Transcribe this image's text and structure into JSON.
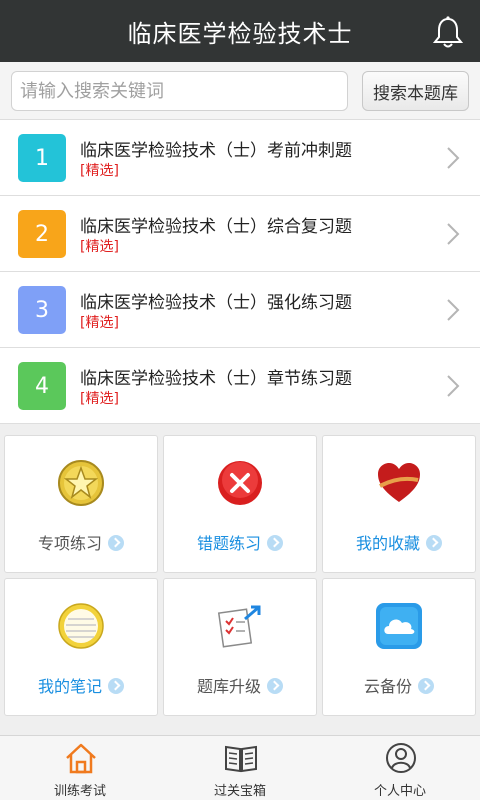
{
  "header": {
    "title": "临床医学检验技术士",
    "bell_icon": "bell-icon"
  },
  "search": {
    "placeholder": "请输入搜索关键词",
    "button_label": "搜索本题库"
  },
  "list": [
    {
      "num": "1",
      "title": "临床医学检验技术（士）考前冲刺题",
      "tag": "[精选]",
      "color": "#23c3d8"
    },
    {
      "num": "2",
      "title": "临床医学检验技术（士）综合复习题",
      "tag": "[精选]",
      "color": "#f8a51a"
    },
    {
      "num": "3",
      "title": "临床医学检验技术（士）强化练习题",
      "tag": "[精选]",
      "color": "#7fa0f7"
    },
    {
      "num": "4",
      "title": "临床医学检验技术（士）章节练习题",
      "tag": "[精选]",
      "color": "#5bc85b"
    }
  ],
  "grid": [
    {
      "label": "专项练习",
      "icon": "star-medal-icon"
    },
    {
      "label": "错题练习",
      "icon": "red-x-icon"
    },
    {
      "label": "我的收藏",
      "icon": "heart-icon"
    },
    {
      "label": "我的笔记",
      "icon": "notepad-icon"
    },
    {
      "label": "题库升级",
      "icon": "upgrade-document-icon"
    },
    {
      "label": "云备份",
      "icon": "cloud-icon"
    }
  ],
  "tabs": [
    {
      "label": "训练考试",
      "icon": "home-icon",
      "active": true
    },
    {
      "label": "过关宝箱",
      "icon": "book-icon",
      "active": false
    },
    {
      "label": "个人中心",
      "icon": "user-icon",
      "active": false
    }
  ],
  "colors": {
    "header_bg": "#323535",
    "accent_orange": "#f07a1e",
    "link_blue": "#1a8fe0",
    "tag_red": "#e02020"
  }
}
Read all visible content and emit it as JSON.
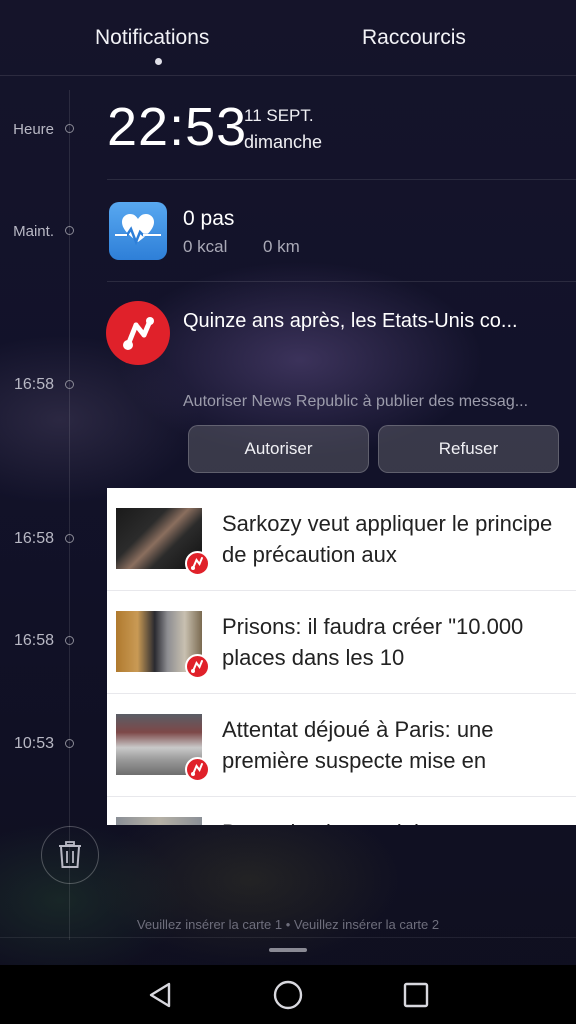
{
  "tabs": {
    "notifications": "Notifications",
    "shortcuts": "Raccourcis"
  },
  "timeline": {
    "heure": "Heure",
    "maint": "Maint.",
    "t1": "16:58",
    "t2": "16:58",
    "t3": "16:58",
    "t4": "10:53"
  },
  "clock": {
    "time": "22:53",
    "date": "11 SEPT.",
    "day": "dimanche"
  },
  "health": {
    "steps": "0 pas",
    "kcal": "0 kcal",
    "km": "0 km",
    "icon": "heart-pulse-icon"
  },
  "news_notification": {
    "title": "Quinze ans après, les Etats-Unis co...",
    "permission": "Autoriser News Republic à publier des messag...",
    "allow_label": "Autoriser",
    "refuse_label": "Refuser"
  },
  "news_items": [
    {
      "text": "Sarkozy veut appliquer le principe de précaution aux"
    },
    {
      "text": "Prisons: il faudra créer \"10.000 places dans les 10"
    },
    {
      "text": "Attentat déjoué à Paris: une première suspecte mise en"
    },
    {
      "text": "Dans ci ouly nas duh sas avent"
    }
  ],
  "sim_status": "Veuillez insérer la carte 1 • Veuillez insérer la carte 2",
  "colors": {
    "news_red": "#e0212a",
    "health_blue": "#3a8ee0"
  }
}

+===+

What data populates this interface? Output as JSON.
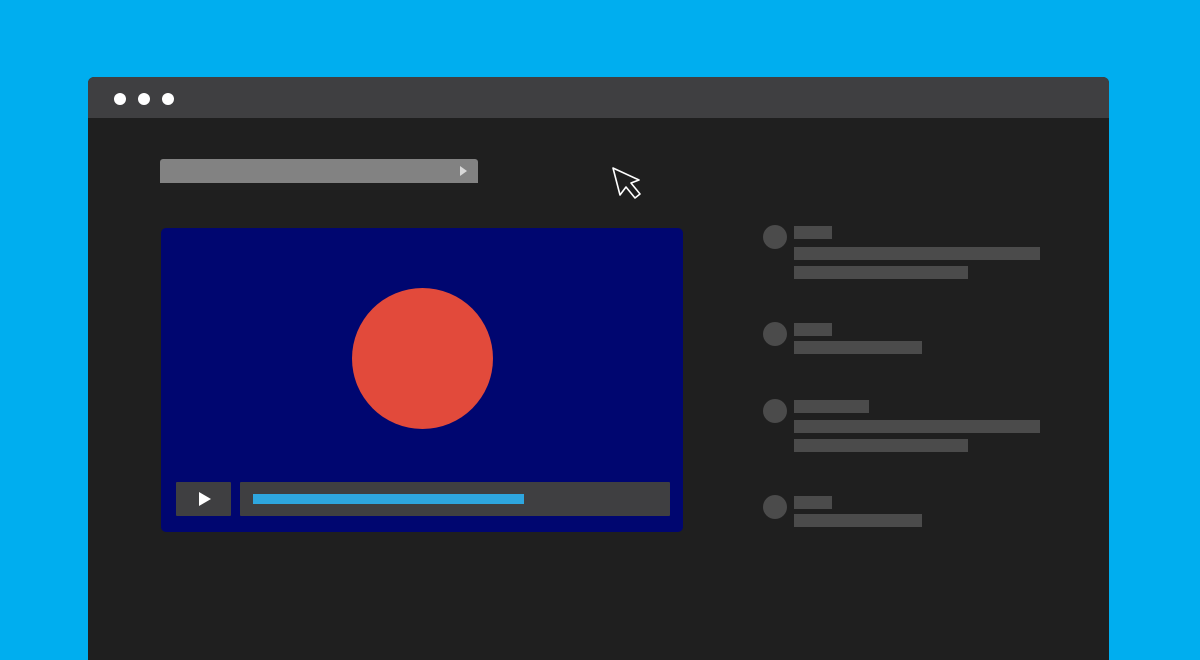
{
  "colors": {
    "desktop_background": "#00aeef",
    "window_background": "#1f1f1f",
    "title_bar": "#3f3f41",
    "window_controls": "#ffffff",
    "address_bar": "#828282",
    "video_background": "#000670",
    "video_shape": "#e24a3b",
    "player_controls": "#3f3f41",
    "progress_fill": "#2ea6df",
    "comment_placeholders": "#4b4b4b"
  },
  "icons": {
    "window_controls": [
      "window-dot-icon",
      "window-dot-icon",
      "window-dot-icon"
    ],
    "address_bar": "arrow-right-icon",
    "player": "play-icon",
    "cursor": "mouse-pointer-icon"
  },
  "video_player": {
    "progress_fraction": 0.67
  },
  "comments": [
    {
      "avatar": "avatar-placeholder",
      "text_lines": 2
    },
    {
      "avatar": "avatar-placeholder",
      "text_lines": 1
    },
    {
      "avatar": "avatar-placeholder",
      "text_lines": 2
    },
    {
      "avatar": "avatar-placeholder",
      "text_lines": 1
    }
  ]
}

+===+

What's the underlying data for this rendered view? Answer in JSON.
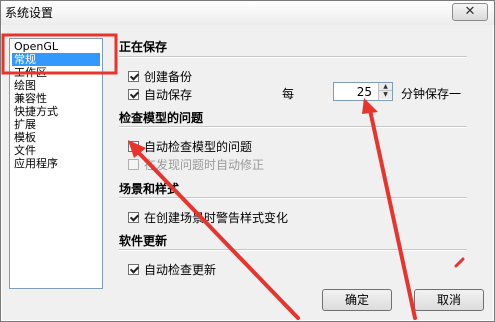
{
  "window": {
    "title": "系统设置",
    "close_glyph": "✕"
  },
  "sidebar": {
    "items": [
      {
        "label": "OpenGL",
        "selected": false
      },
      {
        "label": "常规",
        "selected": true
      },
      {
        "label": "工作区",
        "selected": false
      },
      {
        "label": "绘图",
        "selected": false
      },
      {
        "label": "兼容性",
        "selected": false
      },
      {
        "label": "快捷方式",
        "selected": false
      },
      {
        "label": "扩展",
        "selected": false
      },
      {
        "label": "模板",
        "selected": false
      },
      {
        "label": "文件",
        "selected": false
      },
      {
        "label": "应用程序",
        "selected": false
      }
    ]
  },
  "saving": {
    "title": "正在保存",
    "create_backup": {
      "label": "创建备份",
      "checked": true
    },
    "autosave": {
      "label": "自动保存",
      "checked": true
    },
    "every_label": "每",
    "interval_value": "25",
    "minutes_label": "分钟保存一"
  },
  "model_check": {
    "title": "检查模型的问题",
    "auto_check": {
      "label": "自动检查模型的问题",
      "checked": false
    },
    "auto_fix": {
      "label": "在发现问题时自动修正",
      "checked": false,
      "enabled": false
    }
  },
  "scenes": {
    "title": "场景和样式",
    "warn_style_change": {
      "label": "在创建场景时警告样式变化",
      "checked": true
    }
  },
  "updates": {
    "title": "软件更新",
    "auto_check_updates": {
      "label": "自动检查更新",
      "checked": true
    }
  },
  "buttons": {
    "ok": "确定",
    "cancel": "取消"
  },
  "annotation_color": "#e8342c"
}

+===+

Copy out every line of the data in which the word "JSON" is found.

Response to this task:
Transcribe this image's text and structure into JSON.
Read all visible content and emit it as JSON.
What data populates this interface? Output as JSON.
What's the underlying data for this rendered view? Answer in JSON.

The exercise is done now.